Because of the large influence of oil production, large-scale factories and coal burning corporations that have settled in the southern states, most specifically those bordering the coast, the environmental destruction is greater than any other region in the United States. Amazingly there is great potential for programs and policies that encourage environmental change and repair, within these states because of the interest of corporations into greening their image, as well as the cooperation of colleges and universities in taking a stance for future generations in initiating these great changes. Texas A&M University, despite preconceived notions of its largely conservative based student body, has made great strives toward environmental policies to help decrease its impact on its environment and create sustainable alternatives for the future. The success of the student groups, faculty and administration was achieved hand-in-hand with the idea of creating a way of sharing their processes with other universities so that they too can begin to create a more sustainable campus atmosphere.
Most of Texas A&M’s success has been achieved or exposed through the student groups, and so it is the students who wish to champion the idea of a conference for other student groups from neighboring states, to come together and actually build a plan for passing environmental policies on campus and creating programs for education and events. Texas A&M Student Government Association’s Environmental Issues Committee would like to plan and host the first conference in conjunction with other university groups from other colleges in the Gulf Coast region. The conference would consist of programs directly centered around which each university in attendance is interested in doing, with instructional teams put together from all the states. Research on particular schools would be done in advance to help facilitate a plan of action for those schools in attendance. Workshops offered would be led by schools who have had a successful program or initiative that they can share in order to inspire other campuses to do the same. For example: the University of Texas’s Environmental Center, Rice University’s purchasing of only sustainable paper products, Huston-Tilson’s Environmental Racism/Justice outreach program, and Texas A&M’s Center for Renewable Energy Trading, as well as many others. Also, in conjunction with workshops and planning/research time will be acclaimed speakers, including some from national non-governmental organizations and state and national representatives in Congress. Along with programming and speakers would be a fair for companies with job openings and internships, vendors of sustainable products, and so on. All housing and dining will be coordinated by Texas A&M, with stipends for travel costs suplemented for those students participating in the conference.
The proposal of the conference is very new in that there is not much funding available, so there is not much information specific to speakers and vendors available being that there is no available budget thus far.

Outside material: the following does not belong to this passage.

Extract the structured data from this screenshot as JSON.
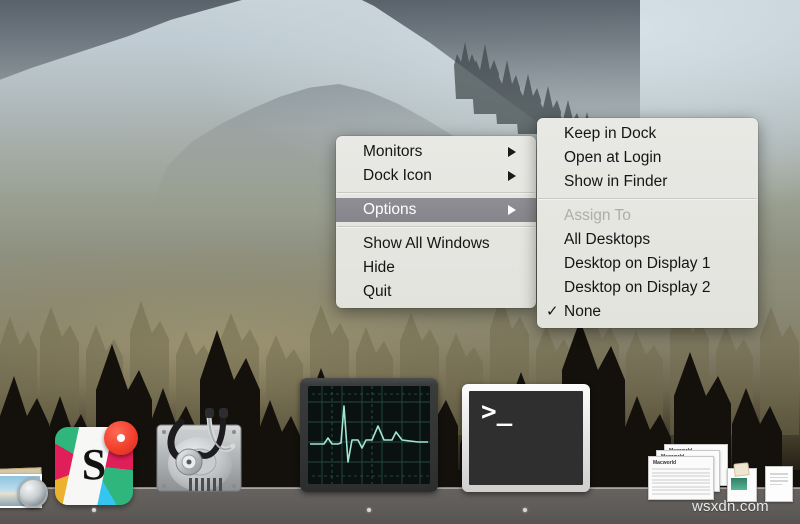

This is a very big project, and one that may seem like has been done before. The unique quality of this conference would be the actual workshops and program planning specific to each university. In Texas, Louisiana, Oklahoma, Mississippi, and other southern/gulf coast states, what works for one university will work for the rest because the same corporate and governmental interests affect each state the same. What is missing in the student-environmental movement is a strong, centralized voice from the southern states, most especially those on the Gulf Coast, because of the major business interests, but instead of seeing this as a handicap for environmental concerns, it is time to use it as a place of empowerment as we use the resources at hand to build a plan for environmental protection, repair, and sustainability specific to the needs and concerns of our environmental conditions.